"We live in a village just like the [Greenwich] Village. We do things in our neighborhood just like they do anywhere else."
Much of what happens revolves and evolves around Jackson, 59, who joined the center as a recreation specialist and 10 years later was given the reins.
It was a natural fit.
"I grew up in this building," he said. "I was born and raised in the neighborhood. I get a lot more satisfaction out of being here because I'm from the neighborhood."
Jackson said his first task when he assumed the directorship was to make the building more neighborhood friendly.
"It was like the building was off-limits before," Jackson said.

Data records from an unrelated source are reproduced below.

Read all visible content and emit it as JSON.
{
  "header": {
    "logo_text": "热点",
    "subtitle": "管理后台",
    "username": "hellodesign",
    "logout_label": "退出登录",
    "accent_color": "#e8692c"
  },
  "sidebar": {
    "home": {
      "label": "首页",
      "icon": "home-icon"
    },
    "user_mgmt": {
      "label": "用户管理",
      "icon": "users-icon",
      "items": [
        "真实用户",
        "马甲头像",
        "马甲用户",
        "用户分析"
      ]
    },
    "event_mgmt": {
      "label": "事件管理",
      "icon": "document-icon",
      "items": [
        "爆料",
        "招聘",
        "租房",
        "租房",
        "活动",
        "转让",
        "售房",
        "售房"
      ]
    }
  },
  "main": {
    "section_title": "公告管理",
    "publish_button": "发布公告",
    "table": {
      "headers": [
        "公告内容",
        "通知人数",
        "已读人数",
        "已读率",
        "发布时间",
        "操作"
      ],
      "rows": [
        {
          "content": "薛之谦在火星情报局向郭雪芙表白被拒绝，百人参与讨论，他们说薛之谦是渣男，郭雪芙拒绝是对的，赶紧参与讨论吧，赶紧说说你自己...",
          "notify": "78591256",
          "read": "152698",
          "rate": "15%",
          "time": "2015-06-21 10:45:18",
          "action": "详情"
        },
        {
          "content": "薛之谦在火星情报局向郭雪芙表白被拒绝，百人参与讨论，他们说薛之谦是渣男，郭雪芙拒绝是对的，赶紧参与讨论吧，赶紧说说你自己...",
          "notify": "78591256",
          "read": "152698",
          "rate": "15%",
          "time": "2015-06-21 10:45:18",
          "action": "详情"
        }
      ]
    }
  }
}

"They used to have metal detectors and that thick glass panels when you came through the front door. What is the purpose of that? We got rid of all that."
Jackson began running a dizzying array of programs and services out of the building at 1555 Linden Blvd., from meal and food bank programs for seniors to homework help, computer and sports programs for younger members.
There is a computer resource center, an indoor pool that Jackson wants to renovate, and fitness and dance rooms.
When the Empire Ballroom closed two years ago, removing one of the last roller skating rinks accessible to the community, the center started hosting free, weekly Friday skate nights, complete with a deejay and lights, in the center's gym.
Recently Jackson began soliciting bicycle donations for another creation, the Buffalo Soldiers Bike Club, which will teach neighborhood children to ride safely. A former New York Knick, he coaches the Reeves Drakeford Brownsville Jets, a local basketball team.
Jackson is also executive director of the Brownsville Partnership a group he started two years ago to help local people in danger of losing their homes or being evicted from their apartments access to needed city services.
"A lot of people just do not know what help is out there," Jackson said.
The center's programs extend well beyond its doors.
Jackson said each summer they sponsor a "Train Stop Show," where local bands perform live in subway stations that run through the community.
"It's a live show, with speakers, a band, microphones, the whole works," Jackson said.
Jackson is most proud of the Brooklyn Old-Timers Week. Held each July - this year's kicks off July 30 - it's a celebration of all things Brownsville. Last year, the event brought an estimated 35,000 people out to play.
"A guy called me the other day to ask when we would have it this year," Jackson said. "He was in Germany, about to be deployed to Iraq, and he wanted to plan his furlough time around it."
This year's program will also feature the first presentation of the Joyce Shelby Award, named for the late Daily News Brooklyn Bureau writer who died last year.
The father of nine and grandfather of seven, Jackson won the city Parks Department's W. Allison and Elizabeth Stubbs Davis Award last month for his "extraordinary dedication to the community he serves."
Ever the Brownsville booster, Jackson used his acceptance speech to invite everyone to Brownsville.